PHROZENLIGHT: Black Week (2015)
Updated: Apr 12, 2020
“Black Week is for those of us who where in the front seat at the very beginning of EM where everything was made by instinct”
1 Dropout Time 22:29
2 Just an Sequence 30:43
3 Trying to let my Mind Explode into Oblivion 22:18
4 Changing Addresses 16:32
5 Dark Week Passed 24:32
(Vintage psychedelic Berlin School)
Bert Hulshoff is one of these examples of musician-thinker who puts on music all the fruits of his emotions. So, the more than very prolific Dutch artist has released nearly one hundred albums, for the greater part in downloadable format, since that The Beginning has landed in the tubs in 2000. Composed, played and recorded only few days after the death of the late Edgar Froese, BLACK WEEK is already his 5th album. And we are only in January! Following the principles of prolificity, he presents us with 5 long sonic rivers with an average length of 23 minutes which are all simmered on the principle of improvisation, presenting an EM very imbued with the influences of Klaus Schulze, Tangerine Dream and Edgar Froese then at the peak of their experimental years.
Slow synth pads, with the sonic outlines shining of electrostatic tones, are hardly brightening the somber ambient corridors which smother the introduction of Dropout Time. While that a translucent strand escapes from these alarming pads, a rhythm pulsing like an interstellar suction cup makes its keys pounding in a furious undulatory minimalist pattern. This is a big cosmic rock of the vintage years which goes in our ears. And this is pretty much what they'll get, as minutes pass by, in exploring this album made in homage to Edgar Froese. A Phrozenlight's tribute to the old silvery fox. Going up and down, such as a crazy train which has no fear of derailment, the fiery movement of Dropout Time maintains its infernal pace, allying at the passage sporadic jingles, by undulating fervently in delicious synth layers with the aromas of old organ, whose shadows shake some electronic chirpings, and in these delicious gases of ether filled by these psychedelic fragrances which have furnished the magic of our loudspeakers in the years of Klaus Schulze's Picture Music. Just an Sequence hangs onto our ears straight away with a rhythm, always pulsatory, which is clearly livelier. The oscillations dance furiously in parallel with the echoes of percussions gasified of iodine and of which the ringings spin in a structure which at times remind a Stratosfear boosted with electronic steroids and of which the crazy pulsations are loosening shadows which try to hang in a rhythmic pattern which eventually will gurgle like a big stomach starving for pulsations. Breathless, the structure ends by flickering on the spot, offering variants which ally a phase of motionless rhythm to some sinister ambiences where from are born the deep oscillations of resounding arpeggios.

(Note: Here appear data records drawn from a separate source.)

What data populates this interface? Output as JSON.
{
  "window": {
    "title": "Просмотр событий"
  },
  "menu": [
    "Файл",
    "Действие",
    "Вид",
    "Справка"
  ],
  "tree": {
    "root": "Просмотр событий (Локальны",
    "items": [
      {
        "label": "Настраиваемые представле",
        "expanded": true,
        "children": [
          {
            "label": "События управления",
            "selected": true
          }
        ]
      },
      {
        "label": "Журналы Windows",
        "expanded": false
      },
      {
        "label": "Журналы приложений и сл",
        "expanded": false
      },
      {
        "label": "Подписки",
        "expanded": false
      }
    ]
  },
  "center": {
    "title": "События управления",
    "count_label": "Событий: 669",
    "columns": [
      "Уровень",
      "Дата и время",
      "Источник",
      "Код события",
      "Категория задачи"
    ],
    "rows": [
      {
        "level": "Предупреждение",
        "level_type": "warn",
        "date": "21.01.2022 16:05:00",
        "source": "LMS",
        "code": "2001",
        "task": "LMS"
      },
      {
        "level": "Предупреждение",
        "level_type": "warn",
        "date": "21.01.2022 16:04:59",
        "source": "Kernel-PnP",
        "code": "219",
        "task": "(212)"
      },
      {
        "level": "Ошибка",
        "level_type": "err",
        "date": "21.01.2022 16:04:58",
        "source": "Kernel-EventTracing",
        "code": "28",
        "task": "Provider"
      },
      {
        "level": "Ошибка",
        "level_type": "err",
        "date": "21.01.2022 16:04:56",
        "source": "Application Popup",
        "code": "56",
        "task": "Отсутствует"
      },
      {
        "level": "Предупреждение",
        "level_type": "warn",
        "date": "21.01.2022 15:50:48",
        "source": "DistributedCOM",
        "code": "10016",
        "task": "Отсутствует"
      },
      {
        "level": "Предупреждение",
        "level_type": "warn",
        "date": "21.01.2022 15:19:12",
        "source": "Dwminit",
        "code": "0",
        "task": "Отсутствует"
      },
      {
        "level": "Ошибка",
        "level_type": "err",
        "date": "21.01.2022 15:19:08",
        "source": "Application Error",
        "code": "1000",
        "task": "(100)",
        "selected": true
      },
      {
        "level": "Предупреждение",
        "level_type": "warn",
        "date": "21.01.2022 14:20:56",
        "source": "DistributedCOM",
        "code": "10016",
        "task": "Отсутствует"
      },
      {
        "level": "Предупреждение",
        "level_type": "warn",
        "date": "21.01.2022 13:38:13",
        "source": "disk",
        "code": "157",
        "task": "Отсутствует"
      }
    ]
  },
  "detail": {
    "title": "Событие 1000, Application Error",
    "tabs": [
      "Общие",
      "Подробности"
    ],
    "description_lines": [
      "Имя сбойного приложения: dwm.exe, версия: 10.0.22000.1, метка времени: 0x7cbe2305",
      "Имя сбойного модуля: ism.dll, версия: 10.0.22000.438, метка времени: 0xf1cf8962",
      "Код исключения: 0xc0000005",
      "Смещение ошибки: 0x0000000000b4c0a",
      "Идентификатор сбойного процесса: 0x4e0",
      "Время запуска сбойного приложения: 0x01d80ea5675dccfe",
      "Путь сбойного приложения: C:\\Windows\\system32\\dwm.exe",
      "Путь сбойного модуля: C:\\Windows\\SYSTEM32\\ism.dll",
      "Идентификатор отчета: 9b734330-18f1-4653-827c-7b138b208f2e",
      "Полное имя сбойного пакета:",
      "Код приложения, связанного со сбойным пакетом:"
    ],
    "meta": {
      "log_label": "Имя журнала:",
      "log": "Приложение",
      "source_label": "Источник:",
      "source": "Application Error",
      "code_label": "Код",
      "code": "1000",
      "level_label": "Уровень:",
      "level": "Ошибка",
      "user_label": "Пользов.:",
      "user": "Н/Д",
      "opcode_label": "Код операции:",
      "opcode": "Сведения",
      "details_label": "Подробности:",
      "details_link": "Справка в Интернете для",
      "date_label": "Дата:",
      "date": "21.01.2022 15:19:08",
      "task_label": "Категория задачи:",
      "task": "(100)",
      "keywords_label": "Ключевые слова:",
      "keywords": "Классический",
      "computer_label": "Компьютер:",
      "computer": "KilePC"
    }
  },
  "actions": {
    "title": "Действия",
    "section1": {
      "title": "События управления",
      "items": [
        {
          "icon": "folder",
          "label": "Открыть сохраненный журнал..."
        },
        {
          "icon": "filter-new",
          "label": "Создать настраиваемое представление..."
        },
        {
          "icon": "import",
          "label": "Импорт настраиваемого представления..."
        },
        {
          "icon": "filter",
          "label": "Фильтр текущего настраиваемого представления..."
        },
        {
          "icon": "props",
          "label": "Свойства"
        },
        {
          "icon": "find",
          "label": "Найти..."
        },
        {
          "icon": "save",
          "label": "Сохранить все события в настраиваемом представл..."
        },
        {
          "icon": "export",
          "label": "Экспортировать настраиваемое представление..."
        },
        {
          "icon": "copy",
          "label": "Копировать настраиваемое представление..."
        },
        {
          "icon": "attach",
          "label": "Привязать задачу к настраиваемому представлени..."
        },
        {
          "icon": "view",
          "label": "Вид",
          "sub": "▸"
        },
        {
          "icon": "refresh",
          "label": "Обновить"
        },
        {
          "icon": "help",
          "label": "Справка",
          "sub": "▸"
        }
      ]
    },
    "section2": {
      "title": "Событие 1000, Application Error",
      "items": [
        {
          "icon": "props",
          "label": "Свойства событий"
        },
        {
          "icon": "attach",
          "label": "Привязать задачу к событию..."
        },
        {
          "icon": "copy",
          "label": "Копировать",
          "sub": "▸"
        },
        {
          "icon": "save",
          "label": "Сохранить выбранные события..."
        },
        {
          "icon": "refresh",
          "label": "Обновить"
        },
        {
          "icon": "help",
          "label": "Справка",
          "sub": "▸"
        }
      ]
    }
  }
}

With its structure of rhythm arched on a meshing of sequences in forms of chirping, pulsations and organic gurglings as well as electronic cymbals, Trying to let my Mind Explode into Oblivion, (what a title!) is not really for all ears. It's a long minimalist pattern which misleads the ceaseless chatters of its pulsations and where the synths experiment a very experimental electronic language on a movement which presents ambiospherical variants as attractive, its finale, as very noisy, like its passage in nothingness. Needs to be in the head of Phrozenlight in order to understand. And at times, we are very close to be. Changing Addresses makes a reference to Edgar Froese's famous quotation; « We don't die, we are only changing of cosmic address ». The intro is very floating with synth lines which waltz with a so very esoteric and sedative approach where prisms sparkle in a rather dark mood. The rhythm gets out of its ambient matrix at around the 5th minute, exploiting the same minimalist furies that we find all over this album, in particular on Dropout Time, but with more nuances in its velocity which remains after all relatively serene. A serenity which is even more present in Dark Week Passed, even if the finale resuscitates these violent storms of organic pulsations and the patterns of stationary movements that will shake the temples of your loudspeakers and will make jump up the hammer of your eardrums.
BLACK WEEK aims before all at the fans of the very beginning of EM, where everything was made by instinct according to the discoveries and the possibilities of synthesizers and of their oscillating loops which could forge rhythms that no drummers could follow. Fans of that time where the frenzied pulsatory beats were fed by these ambiences that only the analog instruments could dissipate. Except that listening to those 2 hours in a row turns out to be an exercise which proves that the tolerance can have its limits. If the 5 structures offer good moments, they also offer pretty good lengths. The discovery is more attractive if we taste the album track by track over the course of one week. This is what I did. And I was amazed then to want to hear the following one. Except that there, the pattern of redundancy erases the charm. Thus, one at a time! So, we shall appreciate this tribute to Edgar Froese. A tribute to his first glances on an art that will bloom thanks to his curiosity, his perseverance and especially his immense talent to put in music his Daliesque vision of the art.
Sylvain Lupari (February 26th, 2015) ***½**
Available at Phrozenlight Bandcamp